A major strength of this motivation-learning framework is that many aspects of global and local motivation can be manipulated or measured in the workplace. We at Amalgam Insights have the necessary expertise to help companies measure and identify relevant personality types, induce global and local approach and avoidance motivational states, and utilize these effectively to train hard and behavioral skills (such as people skills). Although expertise is required to achieve these aims, the implementation is relatively inexpensive, and is dwarfed by the increase in ROI from enhanced corporate learning. We provide a number of recommendations above to help the L&D practitioner get started.
Higgins, E.T. (2000). Making a good decision: Value from fit. American Psychologist, 55, 1217-1230.
Higgins, E.T., Friedman, R.S., Harlow, R.E., Idson, L.C., Ayduk, O.N., & Taylor, A. (2001). Achievement orientations from subjective histories of success: promotion pride versus prevention pride. European Journal of Social Psychology, 31, 2-23.

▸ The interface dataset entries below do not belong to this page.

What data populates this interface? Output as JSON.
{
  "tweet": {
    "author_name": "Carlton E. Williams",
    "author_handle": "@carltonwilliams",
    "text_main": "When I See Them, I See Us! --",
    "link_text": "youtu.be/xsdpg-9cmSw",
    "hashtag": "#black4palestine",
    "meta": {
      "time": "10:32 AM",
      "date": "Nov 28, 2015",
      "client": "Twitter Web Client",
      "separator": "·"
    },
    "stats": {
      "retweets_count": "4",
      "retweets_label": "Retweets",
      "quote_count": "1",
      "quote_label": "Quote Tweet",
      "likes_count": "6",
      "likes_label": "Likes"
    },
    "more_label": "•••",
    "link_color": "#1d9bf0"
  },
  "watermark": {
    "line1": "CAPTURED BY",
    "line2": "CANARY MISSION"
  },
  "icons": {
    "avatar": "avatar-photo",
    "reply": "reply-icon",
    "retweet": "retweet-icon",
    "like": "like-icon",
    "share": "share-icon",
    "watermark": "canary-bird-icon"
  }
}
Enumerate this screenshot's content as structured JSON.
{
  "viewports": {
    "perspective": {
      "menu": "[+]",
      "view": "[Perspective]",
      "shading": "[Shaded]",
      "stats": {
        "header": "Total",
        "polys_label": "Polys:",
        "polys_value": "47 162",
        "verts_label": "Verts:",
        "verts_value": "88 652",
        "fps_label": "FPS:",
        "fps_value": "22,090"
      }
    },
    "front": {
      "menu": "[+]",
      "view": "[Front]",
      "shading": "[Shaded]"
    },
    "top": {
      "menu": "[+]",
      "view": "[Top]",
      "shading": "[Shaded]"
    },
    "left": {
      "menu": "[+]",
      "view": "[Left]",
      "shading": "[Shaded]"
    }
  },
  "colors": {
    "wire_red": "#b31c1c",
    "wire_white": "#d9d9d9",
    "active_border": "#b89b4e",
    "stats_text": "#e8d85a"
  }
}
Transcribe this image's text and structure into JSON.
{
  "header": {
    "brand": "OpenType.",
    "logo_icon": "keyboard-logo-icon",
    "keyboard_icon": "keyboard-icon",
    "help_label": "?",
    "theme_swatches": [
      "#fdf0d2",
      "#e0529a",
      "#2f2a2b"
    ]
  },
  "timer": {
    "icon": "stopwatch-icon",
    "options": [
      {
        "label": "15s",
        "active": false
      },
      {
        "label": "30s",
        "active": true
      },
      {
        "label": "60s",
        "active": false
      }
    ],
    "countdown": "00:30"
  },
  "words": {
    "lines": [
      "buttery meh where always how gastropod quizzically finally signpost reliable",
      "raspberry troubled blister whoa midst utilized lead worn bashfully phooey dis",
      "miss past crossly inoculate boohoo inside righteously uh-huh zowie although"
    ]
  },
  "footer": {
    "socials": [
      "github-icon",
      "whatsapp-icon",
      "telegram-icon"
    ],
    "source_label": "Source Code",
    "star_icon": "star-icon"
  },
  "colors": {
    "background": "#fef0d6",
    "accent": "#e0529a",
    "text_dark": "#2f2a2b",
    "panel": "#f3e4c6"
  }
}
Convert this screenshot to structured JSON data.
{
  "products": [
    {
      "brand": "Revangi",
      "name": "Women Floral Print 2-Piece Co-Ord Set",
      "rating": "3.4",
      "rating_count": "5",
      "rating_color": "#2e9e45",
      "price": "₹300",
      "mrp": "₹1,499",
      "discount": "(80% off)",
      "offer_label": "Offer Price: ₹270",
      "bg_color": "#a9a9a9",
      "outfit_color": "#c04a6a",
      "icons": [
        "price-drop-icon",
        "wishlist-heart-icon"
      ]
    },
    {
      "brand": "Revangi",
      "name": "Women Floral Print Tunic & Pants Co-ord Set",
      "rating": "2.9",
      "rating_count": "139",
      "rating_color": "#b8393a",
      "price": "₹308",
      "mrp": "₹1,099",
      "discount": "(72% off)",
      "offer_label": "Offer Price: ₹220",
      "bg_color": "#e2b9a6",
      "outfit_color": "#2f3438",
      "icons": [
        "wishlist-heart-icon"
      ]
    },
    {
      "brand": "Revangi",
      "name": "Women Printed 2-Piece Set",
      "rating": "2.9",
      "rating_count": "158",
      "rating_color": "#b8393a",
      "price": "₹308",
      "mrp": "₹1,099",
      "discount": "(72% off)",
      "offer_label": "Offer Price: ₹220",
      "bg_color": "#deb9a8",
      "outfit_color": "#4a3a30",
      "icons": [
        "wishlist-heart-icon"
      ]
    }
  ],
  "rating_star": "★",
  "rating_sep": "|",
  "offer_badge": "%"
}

Maddox, W.T., Ashby, F.G., Ing, A.D., & Pickering, A. (2004). Disrupting feedback processing interferes with rule-based but not information-integration category learning. Memory & Cognition, 32, 582-591.
Maddox, W.T., & Markman, A.B. (2010). The motivation-cognition interface in learning and decision making, Current Directions in Psychological Science, 19, 106-110.
Maddox, W.T., Markman, A.B., & Baldwin, G.C. (2007). Using classification to understand the motivation-learning interface. The Psychology of Learning and Motivation, 47, 213 – 249.